Anxiety? Or Mother's Intuition?

I've battled anxiety my whole life, but was always able to keep it under control, as it only affected me. But now that I have a family of my own, I worry it is affecting them, too.
07/23/2013 01:18 pm ET Updated Dec 06, 2017

It's four in the morning. As I type this, I'm hanging off the edge of a king size bed because my 10-month-old has decided my pillow is where she will sleep tonight. We don't co-sleep in my house, so this is not your normal night. Let me back up and clarify a bit.

Last night, we returned from a three-week trip overseas. We endured a 14-hour plane ride where the longest stretch of sleep she got was three and a half hours. There is an eight-hour time difference between home and where we were, meaning she has a mean case of jet lag. We attempted the crib, but, as Murphy's law could've predicted, tonight would be the night she would learn to pull herself up with no idea how to lay back down on her own. And, oh, did I mention she's teething?

So, here I lay, gripping the edge of the bed, reflecting on our trip and the last few months, praying that she gets the sleep she needs.

I've battled anxiety my whole life, but was always able to keep it under control, as it only affected me. But now that I have a family of my own, I worry it is affecting them, too.

Or is it? Is it even anxiety? Is the need to stay two steps ahead of my daughter's needs anxiety, or simply mother's intuition?

Let me tie it together for you. I do everything in my power to make sure she is happy, well rested and comfortable. To say I put her needs before mine is an understatement. Hence, the 14-hour plane ride where she slept on me on and off in the most uncomfortable position possible. Half of my body was numb, my neck ached and I desperately needed sleep. Did I wake her? No way. I told myself she needed sleep more than I did, and continued with our long flight. Meals were served that I didn't eat for fear of moving and waking her. I could always eat later, she needed to sleep right then.

Two large suitcases we packed were full of her favorite foods, toys and copies of various items from our house to make her as comfortable as possible on our trip. I am aware they sell food and diapers everywhere, but what if they didn't have the brands we use? What if she didn't like the food there? These were risks I was not willing to take. I even brought her crib bumpers halfway across the world so her new crib wouldn't feel so different. Her car seat also traveled with us, even though the car rental place had perfectly fine ones to rent. She is used to hers, so it made the trek as well.

While on vacation, there were several nights I stayed alone with her so that my husband could go spend time with the cousins we were visiting. They have a 4-month-old who was always in tow. He would sleep in his stroller until three in the morning, when late night visiting sessions ran later than expected. But my husband was alone with them, his wife and baby in the room because I can't just "let her sleep in the stroller." My need for routine and structure became a joke with his family as I desperately tried to cling to any sense of a schedule we could establish there. They reminded me that my daughter will let me know when she was hungry or tired.

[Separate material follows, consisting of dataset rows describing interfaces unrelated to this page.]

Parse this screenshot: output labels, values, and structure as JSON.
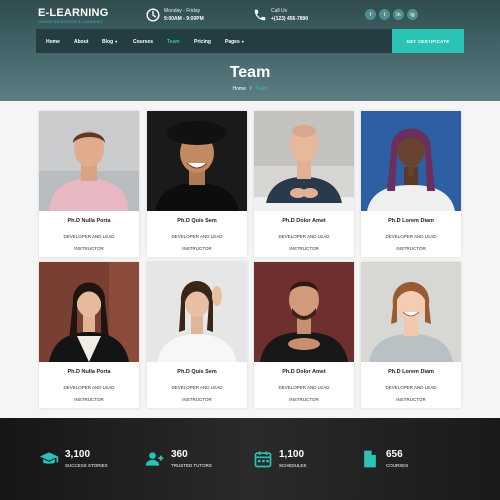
{
  "brand": {
    "name": "E-LEARNING",
    "tagline": "ONLINE EDUCATION & LEARNING"
  },
  "topbar": {
    "hours": {
      "label": "Monday - Friday",
      "value": "9:00AM - 9:00PM",
      "icon": "clock-icon"
    },
    "call": {
      "label": "Call Us",
      "value": "+(123) 456-7890",
      "icon": "phone-icon"
    },
    "socials": [
      "f",
      "t",
      "in",
      "ig"
    ]
  },
  "nav": {
    "items": [
      "Home",
      "About",
      "Blog",
      "Courses",
      "Team",
      "Pricing",
      "Pages"
    ],
    "active": "Team",
    "cta": "GET CERTIFICATE"
  },
  "hero": {
    "title": "Team",
    "breadcrumb_home": "Home",
    "breadcrumb_sep": "/",
    "breadcrumb_current": "Team"
  },
  "team": [
    {
      "name": "Ph.D Nulla Porta",
      "role1": "DEVELOPER AND LEAD",
      "role2": "INSTRUCTOR"
    },
    {
      "name": "Ph.D Quis Sem",
      "role1": "DEVELOPER AND LEAD",
      "role2": "INSTRUCTOR"
    },
    {
      "name": "Ph.D Dolor Amet",
      "role1": "DEVELOPER AND LEAD",
      "role2": "INSTRUCTOR"
    },
    {
      "name": "Ph.D Lorem Diam",
      "role1": "DEVELOPER AND LEAD",
      "role2": "INSTRUCTOR"
    },
    {
      "name": "Ph.D Nulla Porta",
      "role1": "DEVELOPER AND LEAD",
      "role2": "INSTRUCTOR"
    },
    {
      "name": "Ph.D Quis Sem",
      "role1": "DEVELOPER AND LEAD",
      "role2": "INSTRUCTOR"
    },
    {
      "name": "Ph.D Dolor Amet",
      "role1": "DEVELOPER AND LEAD",
      "role2": "INSTRUCTOR"
    },
    {
      "name": "Ph.D Lorem Diam",
      "role1": "DEVELOPER AND LEAD",
      "role2": "INSTRUCTOR"
    }
  ],
  "stats": [
    {
      "value": "3,100",
      "label": "SUCCESS STORIES",
      "icon": "graduation-cap-icon"
    },
    {
      "value": "360",
      "label": "TRUSTED TUTORS",
      "icon": "user-plus-icon"
    },
    {
      "value": "1,100",
      "label": "SCHEDULES",
      "icon": "calendar-icon"
    },
    {
      "value": "656",
      "label": "COURSES",
      "icon": "document-icon"
    }
  ],
  "colors": {
    "accent": "#2bc3b5",
    "nav_bg": "#243d40",
    "hero_bg": "#3f6165",
    "stats_bg": "#1f1f1f"
  }
}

What they don't understand is that theory doesn't work with the way I am wired. I'd rather feed her before she is hungry enough to tell me, and let her nap before she is overtired. These ideas seem normal to me, but are they?

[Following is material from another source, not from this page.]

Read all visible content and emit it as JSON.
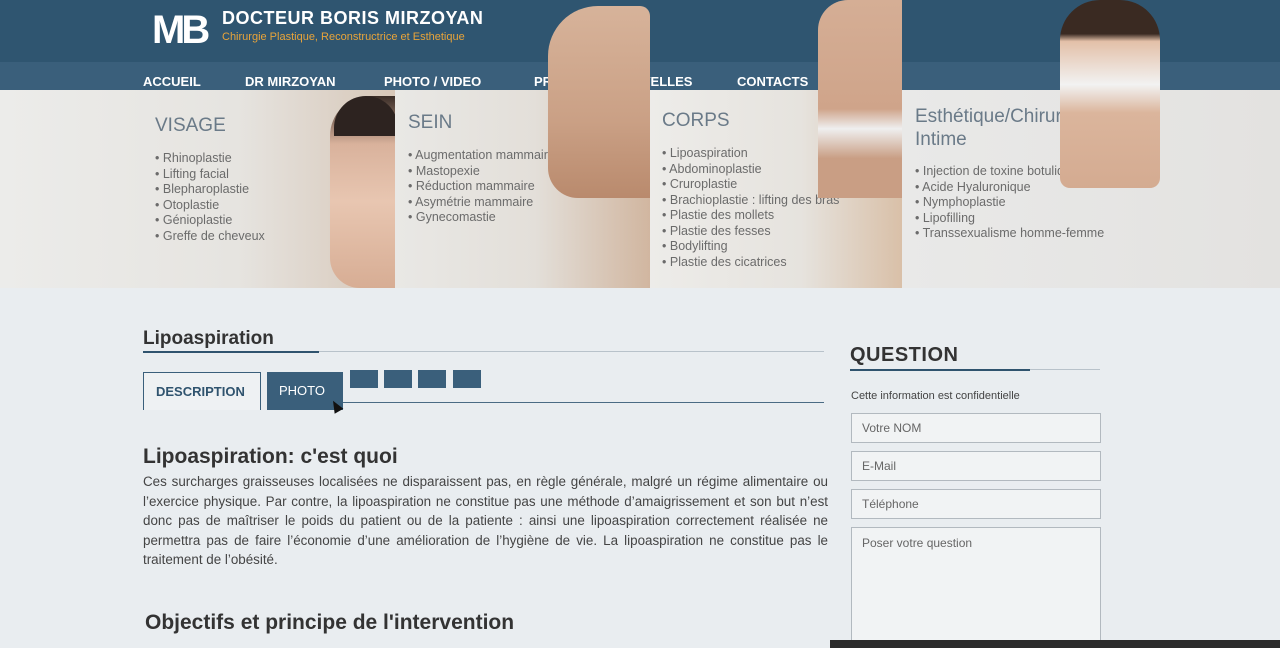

Is this all normal behavior for a mom? Or have I let my own anxiety and need for structure spill over into my parenting style?

Either way, this is who I am, who I've always been, and apparently what my parenting style is, as well.

And as my husband always says when defending me, "you can't argue with results." So, I'll continue to put my daughter's needs ahead of mine, one sleepless night at a time.